> _The problem_: Copy every line that holds the string "username" from the data below.

> _Supplied records_:

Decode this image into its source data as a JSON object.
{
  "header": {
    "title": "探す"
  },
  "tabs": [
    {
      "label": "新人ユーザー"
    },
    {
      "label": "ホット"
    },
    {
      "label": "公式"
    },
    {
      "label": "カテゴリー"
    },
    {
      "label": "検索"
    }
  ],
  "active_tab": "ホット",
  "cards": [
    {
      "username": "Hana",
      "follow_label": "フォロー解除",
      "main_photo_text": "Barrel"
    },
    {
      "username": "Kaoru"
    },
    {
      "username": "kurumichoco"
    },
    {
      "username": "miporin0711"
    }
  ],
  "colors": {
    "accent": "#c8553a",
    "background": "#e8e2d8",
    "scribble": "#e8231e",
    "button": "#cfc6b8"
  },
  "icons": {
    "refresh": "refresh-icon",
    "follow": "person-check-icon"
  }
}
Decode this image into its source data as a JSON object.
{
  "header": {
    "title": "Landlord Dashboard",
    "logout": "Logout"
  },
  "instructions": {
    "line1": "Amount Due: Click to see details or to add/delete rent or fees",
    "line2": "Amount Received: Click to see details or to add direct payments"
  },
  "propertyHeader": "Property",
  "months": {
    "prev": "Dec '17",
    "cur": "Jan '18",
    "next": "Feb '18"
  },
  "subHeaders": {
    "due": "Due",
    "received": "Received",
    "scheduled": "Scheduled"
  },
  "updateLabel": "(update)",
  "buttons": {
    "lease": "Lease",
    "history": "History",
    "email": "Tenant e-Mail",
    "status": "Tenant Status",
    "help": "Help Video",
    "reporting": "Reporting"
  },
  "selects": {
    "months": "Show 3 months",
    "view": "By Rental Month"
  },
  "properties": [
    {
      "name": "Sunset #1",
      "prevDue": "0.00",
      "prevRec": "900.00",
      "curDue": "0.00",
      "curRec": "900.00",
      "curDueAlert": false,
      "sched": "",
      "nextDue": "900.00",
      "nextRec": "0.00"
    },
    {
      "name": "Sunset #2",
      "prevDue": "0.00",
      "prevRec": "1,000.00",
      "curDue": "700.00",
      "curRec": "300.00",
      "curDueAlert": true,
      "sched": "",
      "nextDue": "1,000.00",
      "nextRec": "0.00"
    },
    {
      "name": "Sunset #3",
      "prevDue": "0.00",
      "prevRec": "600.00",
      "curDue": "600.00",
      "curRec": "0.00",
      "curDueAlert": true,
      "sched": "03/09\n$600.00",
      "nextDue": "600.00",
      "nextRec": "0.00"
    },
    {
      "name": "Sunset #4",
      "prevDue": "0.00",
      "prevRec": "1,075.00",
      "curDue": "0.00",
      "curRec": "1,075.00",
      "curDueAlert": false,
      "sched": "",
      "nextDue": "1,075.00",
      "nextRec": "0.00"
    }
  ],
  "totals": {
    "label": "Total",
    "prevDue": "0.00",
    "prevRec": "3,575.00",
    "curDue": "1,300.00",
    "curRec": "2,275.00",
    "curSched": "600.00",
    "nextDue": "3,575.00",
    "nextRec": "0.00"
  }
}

> _Worked solution_:
      "username": "Hana",
      "username": "Kaoru"
      "username": "kurumichoco"
      "username": "miporin0711"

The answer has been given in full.